God is glorified in our giving. And God is glorified in our thanksgiving.
And God’s glory is what we are supposed to be all about.
Many of you are already preparing for Thanksgiving on Thursday. If you’re like me, you’ve set aside the recipes you’ll use, you’ve bought the groceries and you’ve cleaned up the kitchen so everything will be ready. Maybe you’ve already started cooking.
OK, I haven’t done any of that. My preparation has been more along the lines of dreaming about extra helpings of dressing.
But I know that the ladies in my family have done some of these things, and I know that many of you sitting here today have done so, as well.
Let me ask you this: Will God be glorified in your Thanksgiving celebration? Will He get the credit for the bounty that appears on your table? Will He be glorified by your generosity to others this holiday season?
That’s what Paul was telling the Corinthians would happen as they honored their commitment to help the church in Jerusalem.

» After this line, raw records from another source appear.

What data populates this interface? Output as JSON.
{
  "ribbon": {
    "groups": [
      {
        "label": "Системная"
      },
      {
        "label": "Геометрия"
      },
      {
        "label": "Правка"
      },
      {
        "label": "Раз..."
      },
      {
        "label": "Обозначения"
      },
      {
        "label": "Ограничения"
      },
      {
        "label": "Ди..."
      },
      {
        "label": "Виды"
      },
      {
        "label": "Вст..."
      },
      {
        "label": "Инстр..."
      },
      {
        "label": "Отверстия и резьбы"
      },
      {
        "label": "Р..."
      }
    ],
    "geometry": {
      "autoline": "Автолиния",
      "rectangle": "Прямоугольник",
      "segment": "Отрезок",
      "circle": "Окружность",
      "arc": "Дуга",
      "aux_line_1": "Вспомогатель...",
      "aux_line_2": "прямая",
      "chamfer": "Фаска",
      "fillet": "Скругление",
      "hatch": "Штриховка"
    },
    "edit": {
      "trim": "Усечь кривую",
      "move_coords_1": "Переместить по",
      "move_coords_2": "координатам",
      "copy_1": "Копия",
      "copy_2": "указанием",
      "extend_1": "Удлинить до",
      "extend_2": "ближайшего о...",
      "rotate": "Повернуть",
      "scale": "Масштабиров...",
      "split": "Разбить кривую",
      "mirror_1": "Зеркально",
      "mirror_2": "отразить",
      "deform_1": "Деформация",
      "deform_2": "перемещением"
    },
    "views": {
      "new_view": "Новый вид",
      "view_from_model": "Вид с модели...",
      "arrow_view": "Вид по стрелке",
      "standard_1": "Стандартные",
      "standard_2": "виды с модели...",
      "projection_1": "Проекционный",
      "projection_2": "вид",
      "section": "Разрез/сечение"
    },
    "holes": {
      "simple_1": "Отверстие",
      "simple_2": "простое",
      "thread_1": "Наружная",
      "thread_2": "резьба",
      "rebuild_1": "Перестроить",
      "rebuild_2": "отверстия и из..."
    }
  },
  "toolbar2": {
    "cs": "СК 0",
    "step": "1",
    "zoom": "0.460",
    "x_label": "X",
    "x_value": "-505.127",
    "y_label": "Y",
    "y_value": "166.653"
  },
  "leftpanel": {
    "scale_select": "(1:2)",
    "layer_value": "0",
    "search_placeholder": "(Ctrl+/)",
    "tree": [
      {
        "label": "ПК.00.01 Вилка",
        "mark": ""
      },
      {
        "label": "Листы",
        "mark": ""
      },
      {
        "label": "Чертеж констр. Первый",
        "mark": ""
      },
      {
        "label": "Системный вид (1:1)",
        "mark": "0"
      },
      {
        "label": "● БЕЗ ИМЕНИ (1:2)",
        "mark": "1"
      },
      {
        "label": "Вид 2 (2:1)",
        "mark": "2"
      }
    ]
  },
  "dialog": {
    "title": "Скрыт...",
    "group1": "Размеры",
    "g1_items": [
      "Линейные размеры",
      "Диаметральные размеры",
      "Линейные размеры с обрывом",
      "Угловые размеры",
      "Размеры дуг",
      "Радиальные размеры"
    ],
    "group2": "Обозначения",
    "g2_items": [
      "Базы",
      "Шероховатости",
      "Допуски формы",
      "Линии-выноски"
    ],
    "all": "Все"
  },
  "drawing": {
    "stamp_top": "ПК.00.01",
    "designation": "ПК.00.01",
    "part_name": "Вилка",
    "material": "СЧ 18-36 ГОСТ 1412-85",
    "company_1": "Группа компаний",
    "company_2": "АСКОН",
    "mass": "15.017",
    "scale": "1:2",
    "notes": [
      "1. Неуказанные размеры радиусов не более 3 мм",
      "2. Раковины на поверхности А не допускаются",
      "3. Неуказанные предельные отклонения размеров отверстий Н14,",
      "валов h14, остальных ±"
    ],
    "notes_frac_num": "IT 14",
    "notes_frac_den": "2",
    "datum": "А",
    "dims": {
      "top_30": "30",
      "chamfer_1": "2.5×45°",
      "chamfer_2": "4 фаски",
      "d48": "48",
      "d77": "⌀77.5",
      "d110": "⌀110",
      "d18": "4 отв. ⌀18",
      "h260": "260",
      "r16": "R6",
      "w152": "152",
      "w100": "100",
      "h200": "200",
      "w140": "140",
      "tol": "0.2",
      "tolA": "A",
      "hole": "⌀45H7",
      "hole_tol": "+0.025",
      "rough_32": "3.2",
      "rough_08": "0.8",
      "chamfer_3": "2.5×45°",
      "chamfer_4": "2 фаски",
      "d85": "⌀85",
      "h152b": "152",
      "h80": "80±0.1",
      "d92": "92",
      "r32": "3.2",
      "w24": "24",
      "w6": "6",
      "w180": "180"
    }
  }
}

2 Corinthians 9:12 NASB95
For the ministry of this service is not only fully supplying the needs of the saints, but is also overflowing through many thanksgivings to God.
The people of the church in Jerusalem would have their needs supplied, and this ministry would result in “many thanksgivings to God.”

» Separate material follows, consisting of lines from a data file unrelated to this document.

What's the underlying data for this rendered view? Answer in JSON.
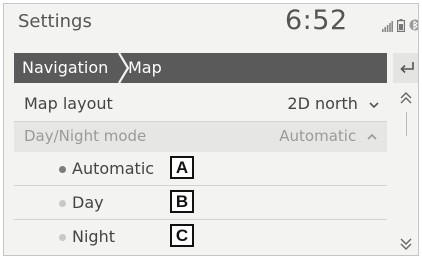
{
  "status_bar": {
    "title": "Settings",
    "clock": "6:52",
    "icons": [
      "signal-strength-icon",
      "battery-icon",
      "bluetooth-icon"
    ]
  },
  "breadcrumb": {
    "items": [
      "Navigation",
      "Map"
    ]
  },
  "settings": {
    "map_layout": {
      "label": "Map layout",
      "value": "2D north"
    },
    "day_night_mode": {
      "label": "Day/Night mode",
      "value": "Automatic"
    }
  },
  "options": [
    {
      "label": "Automatic",
      "callout": "A"
    },
    {
      "label": "Day",
      "callout": "B"
    },
    {
      "label": "Night",
      "callout": "C"
    }
  ],
  "colors": {
    "breadcrumb_bg": "#5a5a5a",
    "selected_dot": "#7c7c7c",
    "unselected_dot": "#c8c8c8"
  }
}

2 Corinthians 9:13–14 NASB95
Because of the proof given by this ministry, they will glorify God for your obedience to your confession of the gospel of Christ and for the liberality of your contribution to them and to all, while they also, by prayer on your behalf, yearn for you because of the surpassing grace of God in you.
By being obedient to the call of their faith, the people of the church in Corinth would be proclaiming the gospel of Jesus Christ.
And in the liberality of their contributions, they would, in turn, be blessed by the prayers offered on their behalf by the church in Jerusalem.
Seeing the grace of God demonstrated in their contributions, Paul says, the people in Jerusalem would “yearn” for them. They would long for them.
The context here is among believers, but the application is the same as we do God’s work among the unbelieving, too. When they see God’s grace in our actions on their behalf, even unbelievers will be drawn to us — and more importantly to Jesus Christ, the “indescribable gift” Paul mentions in the next verse.
This gift of Jesus Christ, the gift God gave to mankind on that first Christmas more than 2,000 years ago, is the greatest blessing we can ever receive.
We were lost in our sins. Our sins separated us from a holy and righteous God, and the price of our ransom was beyond our ability to pay.
Only Jesus, God’s perfect Son, could pay that price, and He did so on a cross, where he bore our sins and took the punishment for them.
In His boundless mercy, Jesus paid the price for our sins by his sacrifice on that cross. But that was only part of the gift.
God then lavished us with His infinite grace by choosing to adopt us as His children, giving those who believe in Jesus and repent from their sins and make him their Lord and Savior a place with the resurrected Christ in Heaven.
2 Corinthians 9:15 NASB95
Thanks be to God for His indescribable gift!
Thanks, indeed, be to God for His indescribable gift!
But if we accept that gift — that blessing — without experiencing some brokenness over those who are still lost, then we have missed the entire point of this passage.
We are blessed so that we might bless others.
Even — perhaps especially — our salvation is a blessing that should be shared. We who have followed Jesus Christ are not saved so we can sit back and be satisfied that we’ve got a ticket into heaven.
We are saved so that we might point others to the only One who can save them. We are saved so that we can point others to Jesus.
We are saved so the Holy Spirit can plant seeds of faith through our witness to others. We are saved so that the harvest of righteousness may be increased.
Our part is to scatter the seeds, and to do so with all liberality.
We who have been given so much must give much. If we are truly thankful for what we have been given — for this indescribable gift — then we must share it.
And in doing so, we will see this ministry overflow with many new thanksgivings to God.
Related Media
Related Sermons